Most gable roofs are simple, with a center peak and two sloping sides. Some architectural styles, however, place two gable roofs side by side. A Shingle style, popular in the late 1800s, has front-facing gables on either end of a basic gable peak. Some Craftsman designs from the early 1900s use side-by-side gables with one side projecting in front of the other. Some additions simply add another structure and roof beside a gable house. Whatever the style, building side-by-side gables is framing two roofs over two structures.
Things You'll Need
- Prefabricated roof trusses
- Tape measure
- Speed square
- Bracing boards and stakes
- 16d framing nails
- 2-by-4-inch braces
- Oriented strand board
- 8d galvanized nails
- Circular saw
- Roofing paper
- Construction stapler
- Shingle nails

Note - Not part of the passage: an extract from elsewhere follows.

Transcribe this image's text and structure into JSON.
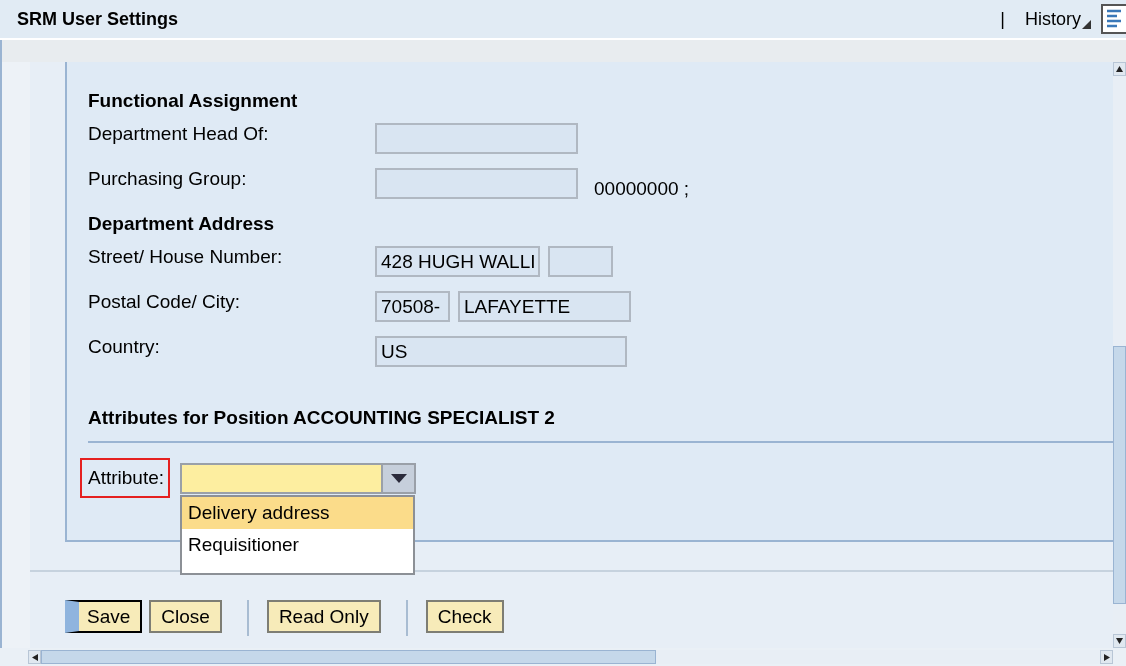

Choose a side-by-side gable style and make sure the underlying walls are framed properly to support it. Provide some drainage slope if the two gable sides will intersect at a valley. Shingle styles solve this with a connecting slope between sides; other styles incorporate a flat roof with gables on each side. Determine the gable pitch; both sides can slope the same or have differing pitches, often done in Craftsman houses.
Use prefabricated trusses for both gables; these are installed on most houses today because they are stronger, cheaper and easier to use than individual rafters. Get the width or span and pitch or degree of slope for each gable segment and the length of each roof in inches; divide the length by 24 to determine the number of trusses needed for each roof. Find this information on a house plan or design.
Mark the walls on gable sides, using a ladder, a tape measure, a speed square and a pencil. Start at the back end of one gable. Measure 1 1/2-inches in on the wall cap and draw a line with the square across the cap board. Measure 23 1/2 inches in and make a second line to mark the outside of the second truss from the end. Use that line to mark 24-inch intervals the length of the roof.
Locate truss lines on both sides of the first roof, then duplicate that marking on the second roof segment. Have truss locations align if two gable sides will be connected at a valley. Mark similar truss locations for any connecting roof, like a gable slope between ends of a Shingle style or a flat roof. Install trusses on any connecting segment first, then add trusses on the side-by-side gables.
Erect the first truss on the first roof at the back end. Brace it with boards nailed to the truss and to stakes in the ground and set it plumb with a level. Fasten truss ends to wall caps with 16d framing nails and a hammer. Drive nails at an angle through the truss into the wall cap, two on one side of the truss, one on the other.
Add other trusses one at a time the length of the roof. Install 2-by-4-inch braces, starting with the third truss from the end, with boards laterally on the underside of top truss chords or with braces from the top of the back truss to the bottom of the third one. Follow this pattern on both gable sides. Frame the second gable the same way; nail truss rafter chords together if they join or nail both to wall caps.
Deck the gables with oriented strand board, nailed to trusses with 8d galvanized nails. Lay panels horizontally and start a second row with a half-panel so the seams do not line up. Place full panels and trim overhangs on edges with a circular saw. Overlap panel edges where they meet, at roof peaks or valleys; put one panel to the end of the peak or valley and set an abutting panel against it so both edges are covered.
Install metal flashing on all edges and all peaks or valleys, fastened with shingle nails. Staple roofing paper on both gables with a construction stapler and install shingles. Use cap shingles or 12-inch shingle pieces to overlap the peaks. Bend shingles across valleys, where one roof line meets another, staggering the seams; put one shingle across the valley from the left, the next row overlapping from the right, for instance.